* _EXERCISE OBJECTIVE_: Using "chevron" as the search string, find the matching lines below and copy them.
═════ DATA FOR REVIEW
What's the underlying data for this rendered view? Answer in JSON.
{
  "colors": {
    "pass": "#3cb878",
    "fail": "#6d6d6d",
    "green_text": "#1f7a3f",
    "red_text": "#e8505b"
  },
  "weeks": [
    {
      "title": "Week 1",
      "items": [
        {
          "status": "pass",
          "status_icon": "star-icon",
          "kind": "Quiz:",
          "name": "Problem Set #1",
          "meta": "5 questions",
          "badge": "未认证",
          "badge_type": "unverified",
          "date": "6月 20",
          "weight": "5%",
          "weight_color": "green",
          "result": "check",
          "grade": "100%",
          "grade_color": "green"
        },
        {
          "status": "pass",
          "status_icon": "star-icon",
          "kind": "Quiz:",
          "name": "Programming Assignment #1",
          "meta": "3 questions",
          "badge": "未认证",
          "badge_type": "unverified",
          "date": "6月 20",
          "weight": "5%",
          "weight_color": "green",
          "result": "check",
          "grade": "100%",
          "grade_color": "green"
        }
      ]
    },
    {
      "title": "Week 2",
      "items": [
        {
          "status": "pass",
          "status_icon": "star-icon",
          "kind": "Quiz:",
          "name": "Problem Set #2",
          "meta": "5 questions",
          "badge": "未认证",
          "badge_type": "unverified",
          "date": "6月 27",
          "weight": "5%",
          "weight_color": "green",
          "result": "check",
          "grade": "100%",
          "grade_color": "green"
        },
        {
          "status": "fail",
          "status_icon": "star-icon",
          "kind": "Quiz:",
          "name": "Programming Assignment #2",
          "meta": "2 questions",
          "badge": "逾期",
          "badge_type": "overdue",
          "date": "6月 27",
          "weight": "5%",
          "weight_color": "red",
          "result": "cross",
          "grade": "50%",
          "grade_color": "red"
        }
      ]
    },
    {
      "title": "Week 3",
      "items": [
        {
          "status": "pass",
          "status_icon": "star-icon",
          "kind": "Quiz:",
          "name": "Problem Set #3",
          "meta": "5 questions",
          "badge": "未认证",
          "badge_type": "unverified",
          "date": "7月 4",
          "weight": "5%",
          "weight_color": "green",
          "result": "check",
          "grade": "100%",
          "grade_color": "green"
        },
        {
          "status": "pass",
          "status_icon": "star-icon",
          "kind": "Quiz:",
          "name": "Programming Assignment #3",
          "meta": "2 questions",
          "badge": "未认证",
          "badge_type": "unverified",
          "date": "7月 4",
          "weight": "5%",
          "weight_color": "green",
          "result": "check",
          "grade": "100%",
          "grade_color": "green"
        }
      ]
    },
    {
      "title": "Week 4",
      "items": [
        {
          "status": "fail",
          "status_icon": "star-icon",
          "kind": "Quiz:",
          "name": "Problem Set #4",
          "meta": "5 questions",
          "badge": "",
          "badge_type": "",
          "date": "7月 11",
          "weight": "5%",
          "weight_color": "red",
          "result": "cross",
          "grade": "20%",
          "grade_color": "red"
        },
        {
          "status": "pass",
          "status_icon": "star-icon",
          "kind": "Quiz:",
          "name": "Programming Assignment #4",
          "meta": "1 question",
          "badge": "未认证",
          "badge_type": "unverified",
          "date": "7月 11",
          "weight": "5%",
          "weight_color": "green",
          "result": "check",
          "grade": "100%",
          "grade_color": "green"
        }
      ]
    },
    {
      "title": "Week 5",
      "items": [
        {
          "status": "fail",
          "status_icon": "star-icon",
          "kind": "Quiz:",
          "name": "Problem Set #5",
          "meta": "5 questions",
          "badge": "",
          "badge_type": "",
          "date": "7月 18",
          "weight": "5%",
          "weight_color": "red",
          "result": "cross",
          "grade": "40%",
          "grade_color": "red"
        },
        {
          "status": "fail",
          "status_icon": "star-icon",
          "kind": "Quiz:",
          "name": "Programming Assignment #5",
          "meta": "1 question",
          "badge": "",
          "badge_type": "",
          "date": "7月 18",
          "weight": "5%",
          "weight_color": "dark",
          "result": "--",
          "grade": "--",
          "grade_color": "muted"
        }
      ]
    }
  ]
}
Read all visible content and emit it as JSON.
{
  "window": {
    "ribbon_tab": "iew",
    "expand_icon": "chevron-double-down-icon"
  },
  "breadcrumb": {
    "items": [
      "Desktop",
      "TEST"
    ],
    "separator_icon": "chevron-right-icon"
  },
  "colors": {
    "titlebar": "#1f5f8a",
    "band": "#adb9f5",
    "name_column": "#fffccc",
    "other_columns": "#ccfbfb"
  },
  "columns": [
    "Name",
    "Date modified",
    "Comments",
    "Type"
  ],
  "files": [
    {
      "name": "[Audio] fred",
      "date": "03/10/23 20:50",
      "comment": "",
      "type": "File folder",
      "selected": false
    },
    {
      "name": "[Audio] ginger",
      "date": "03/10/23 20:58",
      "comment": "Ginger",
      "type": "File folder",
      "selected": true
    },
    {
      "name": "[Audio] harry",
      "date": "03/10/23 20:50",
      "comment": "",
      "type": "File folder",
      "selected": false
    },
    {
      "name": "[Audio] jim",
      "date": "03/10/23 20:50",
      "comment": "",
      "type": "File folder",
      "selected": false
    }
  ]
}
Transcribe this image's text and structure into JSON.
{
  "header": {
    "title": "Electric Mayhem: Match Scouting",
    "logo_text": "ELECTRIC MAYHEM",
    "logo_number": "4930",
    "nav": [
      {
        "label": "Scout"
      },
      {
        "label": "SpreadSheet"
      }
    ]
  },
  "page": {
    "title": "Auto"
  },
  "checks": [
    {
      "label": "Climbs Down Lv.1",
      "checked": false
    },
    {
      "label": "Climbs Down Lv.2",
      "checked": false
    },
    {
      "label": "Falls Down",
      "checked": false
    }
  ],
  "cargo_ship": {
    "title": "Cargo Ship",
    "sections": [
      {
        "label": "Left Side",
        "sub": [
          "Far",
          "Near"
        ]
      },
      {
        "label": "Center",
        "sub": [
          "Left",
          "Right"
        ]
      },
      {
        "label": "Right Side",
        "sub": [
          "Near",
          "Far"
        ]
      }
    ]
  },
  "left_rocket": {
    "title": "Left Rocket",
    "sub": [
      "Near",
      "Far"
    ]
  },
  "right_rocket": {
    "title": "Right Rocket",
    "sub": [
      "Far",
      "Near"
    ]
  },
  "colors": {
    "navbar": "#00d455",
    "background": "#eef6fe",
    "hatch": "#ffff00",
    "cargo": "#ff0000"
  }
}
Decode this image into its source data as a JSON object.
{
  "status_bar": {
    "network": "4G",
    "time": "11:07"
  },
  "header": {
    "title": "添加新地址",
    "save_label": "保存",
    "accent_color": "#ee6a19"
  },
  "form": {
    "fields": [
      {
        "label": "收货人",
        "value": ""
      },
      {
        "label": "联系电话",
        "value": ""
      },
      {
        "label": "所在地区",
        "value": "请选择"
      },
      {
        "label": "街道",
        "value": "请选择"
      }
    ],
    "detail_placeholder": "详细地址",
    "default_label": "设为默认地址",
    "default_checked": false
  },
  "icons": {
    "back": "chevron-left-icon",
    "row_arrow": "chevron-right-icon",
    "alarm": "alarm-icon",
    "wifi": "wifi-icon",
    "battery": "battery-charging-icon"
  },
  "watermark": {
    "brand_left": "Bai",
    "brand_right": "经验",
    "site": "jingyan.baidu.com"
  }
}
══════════
* _EXERCISE RESPONSE_:
    "expand_icon": "chevron-double-down-icon"
    "separator_icon": "chevron-right-icon"
    "back": "chevron-left-icon",
    "row_arrow": "chevron-right-icon",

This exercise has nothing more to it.